WHAT THE TASK REQUIRES: What lines below hold the string "text"? Copy them all.

+++

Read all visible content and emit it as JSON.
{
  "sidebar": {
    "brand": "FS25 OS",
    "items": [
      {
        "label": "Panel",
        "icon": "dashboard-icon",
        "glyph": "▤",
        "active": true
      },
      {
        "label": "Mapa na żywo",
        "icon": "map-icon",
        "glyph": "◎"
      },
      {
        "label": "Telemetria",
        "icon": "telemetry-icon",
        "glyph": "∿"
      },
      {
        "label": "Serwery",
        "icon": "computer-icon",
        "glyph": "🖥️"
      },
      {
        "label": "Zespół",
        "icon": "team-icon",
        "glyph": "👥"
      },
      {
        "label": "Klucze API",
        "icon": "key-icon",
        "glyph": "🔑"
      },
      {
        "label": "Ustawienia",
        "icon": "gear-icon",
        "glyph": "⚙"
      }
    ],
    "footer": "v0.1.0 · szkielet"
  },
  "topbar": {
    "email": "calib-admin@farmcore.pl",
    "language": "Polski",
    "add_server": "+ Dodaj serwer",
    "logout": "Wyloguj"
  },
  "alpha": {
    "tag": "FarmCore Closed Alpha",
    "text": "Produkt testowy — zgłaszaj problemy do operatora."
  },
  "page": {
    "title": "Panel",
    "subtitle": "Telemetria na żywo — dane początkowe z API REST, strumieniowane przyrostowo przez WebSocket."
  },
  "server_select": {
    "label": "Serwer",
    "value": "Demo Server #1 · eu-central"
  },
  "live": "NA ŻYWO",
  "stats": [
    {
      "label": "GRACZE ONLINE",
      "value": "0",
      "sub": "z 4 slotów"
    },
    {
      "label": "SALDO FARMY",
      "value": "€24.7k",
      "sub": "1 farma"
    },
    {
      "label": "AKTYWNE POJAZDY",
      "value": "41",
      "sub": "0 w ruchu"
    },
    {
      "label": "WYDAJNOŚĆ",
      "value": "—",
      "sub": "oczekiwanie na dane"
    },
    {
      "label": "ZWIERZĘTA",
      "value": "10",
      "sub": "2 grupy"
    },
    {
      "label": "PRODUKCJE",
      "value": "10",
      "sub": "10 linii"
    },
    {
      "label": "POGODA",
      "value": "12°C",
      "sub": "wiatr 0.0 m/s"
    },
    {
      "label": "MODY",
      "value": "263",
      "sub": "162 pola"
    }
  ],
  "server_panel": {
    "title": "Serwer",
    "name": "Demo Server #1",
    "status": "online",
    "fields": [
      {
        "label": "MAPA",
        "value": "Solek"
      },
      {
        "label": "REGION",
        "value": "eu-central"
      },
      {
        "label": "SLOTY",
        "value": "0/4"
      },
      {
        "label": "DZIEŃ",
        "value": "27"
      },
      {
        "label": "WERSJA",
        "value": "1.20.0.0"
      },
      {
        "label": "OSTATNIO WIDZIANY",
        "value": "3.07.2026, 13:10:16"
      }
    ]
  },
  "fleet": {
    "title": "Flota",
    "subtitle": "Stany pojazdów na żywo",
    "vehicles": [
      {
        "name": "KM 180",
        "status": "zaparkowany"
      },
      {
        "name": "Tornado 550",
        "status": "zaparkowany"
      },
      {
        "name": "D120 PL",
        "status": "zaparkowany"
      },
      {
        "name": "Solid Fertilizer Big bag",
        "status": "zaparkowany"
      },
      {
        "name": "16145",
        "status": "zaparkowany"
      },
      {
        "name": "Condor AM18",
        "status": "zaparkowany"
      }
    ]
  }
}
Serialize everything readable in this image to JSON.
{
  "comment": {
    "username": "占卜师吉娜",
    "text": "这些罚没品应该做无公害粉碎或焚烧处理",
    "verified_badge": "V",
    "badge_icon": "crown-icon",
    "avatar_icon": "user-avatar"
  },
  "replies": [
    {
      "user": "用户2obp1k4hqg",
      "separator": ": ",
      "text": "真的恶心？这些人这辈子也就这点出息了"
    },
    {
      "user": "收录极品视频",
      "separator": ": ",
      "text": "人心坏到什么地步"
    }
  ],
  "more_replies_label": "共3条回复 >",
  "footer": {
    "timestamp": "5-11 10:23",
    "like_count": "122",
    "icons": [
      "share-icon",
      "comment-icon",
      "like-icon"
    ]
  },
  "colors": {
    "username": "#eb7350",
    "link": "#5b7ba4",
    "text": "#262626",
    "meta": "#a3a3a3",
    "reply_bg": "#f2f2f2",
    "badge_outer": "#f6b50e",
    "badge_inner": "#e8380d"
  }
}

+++

RESPONSE:
    "text": "Produkt testowy — zgłaszaj problemy do operatora."
    "text": "这些罚没品应该做无公害粉碎或焚烧处理",
      "text": "真的恶心？这些人这辈子也就这点出息了"
      "text": "人心坏到什么地步"
    "text": "#262626",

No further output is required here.